Kaplan, D. (1989a). Demonstratives. In J. Almog, H. Wettstein, & J. Perry (Eds.), Themes from Kaplan (pp. 481–564). New York: Oxford University Press.
Kaplan, D. (1989b). Afterthoughts. In J. Almog, H. Wettstein, & J. Perry (Eds.), Themes from Kaplan (pp. 565–614). New York: Oxford University Press.
Kripke, S. (1980). Naming and necessity. Oxford: Blackwell.
Recanati, F. (1993). Direct reference: From language to thought. Oxford: Blackwell.
Recanati, F. (2010). Singular thought: In defense of acquaintance. In R. Jeshion (Ed.), New essays on singular thought (pp. 141–189). Oxford: Oxford University Press.
Recanati, F. (2012). Mental files. Oxford: Oxford University Press.
Reimer, M. (2004). Descriptive introduced names. In M. Reimer & A. Bezuidenhout (Eds.), Descriptions and beyond (pp. 613–629). Oxford: Oxford University Press.
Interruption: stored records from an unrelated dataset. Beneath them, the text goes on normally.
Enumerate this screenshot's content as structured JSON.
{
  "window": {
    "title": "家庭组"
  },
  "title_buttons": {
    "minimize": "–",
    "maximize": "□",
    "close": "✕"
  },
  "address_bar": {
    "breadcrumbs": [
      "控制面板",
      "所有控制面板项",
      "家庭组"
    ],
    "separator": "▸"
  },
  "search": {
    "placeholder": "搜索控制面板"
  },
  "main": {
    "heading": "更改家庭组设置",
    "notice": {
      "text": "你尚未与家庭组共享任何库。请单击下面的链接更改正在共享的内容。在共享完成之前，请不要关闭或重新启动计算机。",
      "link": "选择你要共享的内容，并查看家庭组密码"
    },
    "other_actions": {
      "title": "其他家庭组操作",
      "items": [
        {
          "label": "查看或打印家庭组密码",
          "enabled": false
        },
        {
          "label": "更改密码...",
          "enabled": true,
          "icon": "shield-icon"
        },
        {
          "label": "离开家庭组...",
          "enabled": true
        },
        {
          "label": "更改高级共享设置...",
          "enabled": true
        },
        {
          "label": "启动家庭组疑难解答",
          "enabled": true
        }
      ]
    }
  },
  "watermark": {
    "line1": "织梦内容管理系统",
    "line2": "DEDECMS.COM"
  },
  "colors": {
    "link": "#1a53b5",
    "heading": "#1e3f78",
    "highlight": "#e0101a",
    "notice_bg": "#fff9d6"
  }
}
Russell, B. (1911). Knowledge by acquaintance and knowledge by description. Proceedings of the Aristotelian Society, 11, 108–128.
Salmon, N. (1988). How to measure the standard metre. Proceedings of the Aristotelian Society, 88, 193–217.
Sawyer, S. (2012). Cognitivism: A new theory of singular thought? Mind and Language, 27(3), 264–283.
Soames, S. (2002). Beyond rigidity. New York, NY: Oxford University Press.
Soames, S. (2005). Reference and description. Princeton, NJ: Princeton University Press.
Soames, S. (2010). The philosophy of language. Princeton, NJ: Princeton University Press.
Strawson, P. (1950). On referring. Mind, 59, 320–344.
I am grateful to Samuel Wheeler III and William Lycan for going through multiple drafts of the paper and for their insightful tips and comments that helped greatly in improving the paper. I also thank David Pruitt for helpful discussions on the issues covered in the paper and other closely related issues, and Anumita Shukla for her support. I am also grateful to two reviewers for their extremely helpful comments. Finally, I owe a great deal to Nirmalangshu Mukherji, my first and foremost philosophical mentor. The paper is dedicated to him.
About this article
Cite this article
Bora, M. On the Singularity of Descriptive Files. J. Indian Counc. Philos. Res. 36, 71–95 (2019). https://doi.org/10.1007/s40961-018-0161-y
- Singular thought
- Singular versus descriptive content
- Mental files
- Descriptive files
- Semantic instrumentalism